If you know anyone from Minnesota, today would be a good day to say “thank you.”
July 2 was the second day of the decisive Civil War battle at Gettysburg, Pennsylvania, and the most complicated and wide-ranging day in the conflict. So much was going on at Seminary Ridge and Cemetery Ridge, on Little Round Top, the Peach Orchard, Devil’s Den and a half dozen other key features on the battle field that whether an instance of heroism was recorded or forgotten is as much a matter of chance as anything else. Even determining what was the turning point in the day’s conflict, which ultimately was won by the forces of the North, is an exercise in searching for order in chaos.
There is no question, however, that the First Minnesota Volunteer Regiment’s astonishing heroics stand out even among the many other examples of gallantry on that day. The battlefield monument to the First Minnesota is the one of the largest erected to any Union regiment, and yet it has not guaranteed our cultural memory of the epic sacrifice those soldiers made. Other second day exploits, due to sometimes arbitrary choices made by historians and film makers, have taken up the limited space available in the public’s attention to the details of the Civil War.
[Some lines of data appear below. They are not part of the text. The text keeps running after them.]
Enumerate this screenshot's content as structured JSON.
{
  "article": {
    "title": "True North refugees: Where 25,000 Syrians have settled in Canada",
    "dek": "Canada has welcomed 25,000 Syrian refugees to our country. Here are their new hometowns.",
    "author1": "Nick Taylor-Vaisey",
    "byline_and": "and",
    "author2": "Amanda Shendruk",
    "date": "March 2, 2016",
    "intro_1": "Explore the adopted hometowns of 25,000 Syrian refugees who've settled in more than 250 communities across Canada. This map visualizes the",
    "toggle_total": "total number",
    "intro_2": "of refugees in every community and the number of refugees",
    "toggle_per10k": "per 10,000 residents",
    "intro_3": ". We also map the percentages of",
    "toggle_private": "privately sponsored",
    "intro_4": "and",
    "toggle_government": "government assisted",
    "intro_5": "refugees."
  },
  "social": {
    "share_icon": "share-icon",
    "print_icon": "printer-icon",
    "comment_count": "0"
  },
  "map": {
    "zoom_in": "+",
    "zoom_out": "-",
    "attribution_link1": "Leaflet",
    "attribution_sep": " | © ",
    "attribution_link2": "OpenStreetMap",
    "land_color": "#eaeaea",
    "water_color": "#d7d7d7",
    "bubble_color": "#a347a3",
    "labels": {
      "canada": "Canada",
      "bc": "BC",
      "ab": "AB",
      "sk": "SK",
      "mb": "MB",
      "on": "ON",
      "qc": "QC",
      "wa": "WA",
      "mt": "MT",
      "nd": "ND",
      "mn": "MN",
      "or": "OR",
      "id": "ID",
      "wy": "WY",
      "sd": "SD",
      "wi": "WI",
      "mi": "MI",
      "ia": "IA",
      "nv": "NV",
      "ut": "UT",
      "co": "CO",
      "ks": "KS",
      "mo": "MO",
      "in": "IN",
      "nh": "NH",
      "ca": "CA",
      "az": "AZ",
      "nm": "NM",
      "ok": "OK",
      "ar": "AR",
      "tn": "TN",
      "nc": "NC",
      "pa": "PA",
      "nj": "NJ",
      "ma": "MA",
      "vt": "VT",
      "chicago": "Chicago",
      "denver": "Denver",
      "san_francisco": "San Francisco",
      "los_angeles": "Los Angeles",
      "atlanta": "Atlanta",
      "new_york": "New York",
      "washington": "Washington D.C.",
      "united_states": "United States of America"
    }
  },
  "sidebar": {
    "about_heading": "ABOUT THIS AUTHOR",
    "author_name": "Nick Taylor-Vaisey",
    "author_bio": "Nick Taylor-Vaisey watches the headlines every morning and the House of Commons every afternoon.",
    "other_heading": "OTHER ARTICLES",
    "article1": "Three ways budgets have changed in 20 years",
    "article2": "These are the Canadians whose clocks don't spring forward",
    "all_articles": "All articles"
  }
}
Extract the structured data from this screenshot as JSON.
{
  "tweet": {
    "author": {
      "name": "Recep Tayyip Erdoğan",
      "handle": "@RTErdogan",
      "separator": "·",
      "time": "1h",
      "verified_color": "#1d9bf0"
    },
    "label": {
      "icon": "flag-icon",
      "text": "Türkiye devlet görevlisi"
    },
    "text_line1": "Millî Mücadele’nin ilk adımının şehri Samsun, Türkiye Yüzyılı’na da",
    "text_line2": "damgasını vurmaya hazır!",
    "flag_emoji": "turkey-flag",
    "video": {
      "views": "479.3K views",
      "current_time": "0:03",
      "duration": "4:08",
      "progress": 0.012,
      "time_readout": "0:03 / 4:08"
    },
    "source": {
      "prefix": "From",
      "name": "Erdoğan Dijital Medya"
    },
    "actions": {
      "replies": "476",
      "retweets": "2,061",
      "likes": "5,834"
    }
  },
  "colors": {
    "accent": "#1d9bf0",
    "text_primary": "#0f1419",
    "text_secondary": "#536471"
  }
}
This is an injustice. As the battle raged for Cemetery Ridge, crucial high ground occupied by Union forces, General Winfield Hancock saw a serious breach in the Union line, and realized that Wilcox’s Alabama Brigade had to be opposed and stopped in their advance until he could round up reinforcements. He ordered the First Minnesota to charge the brigade and hold the position, even though its 262 men would be outnumbered by a force of more than 1200. Continue reading →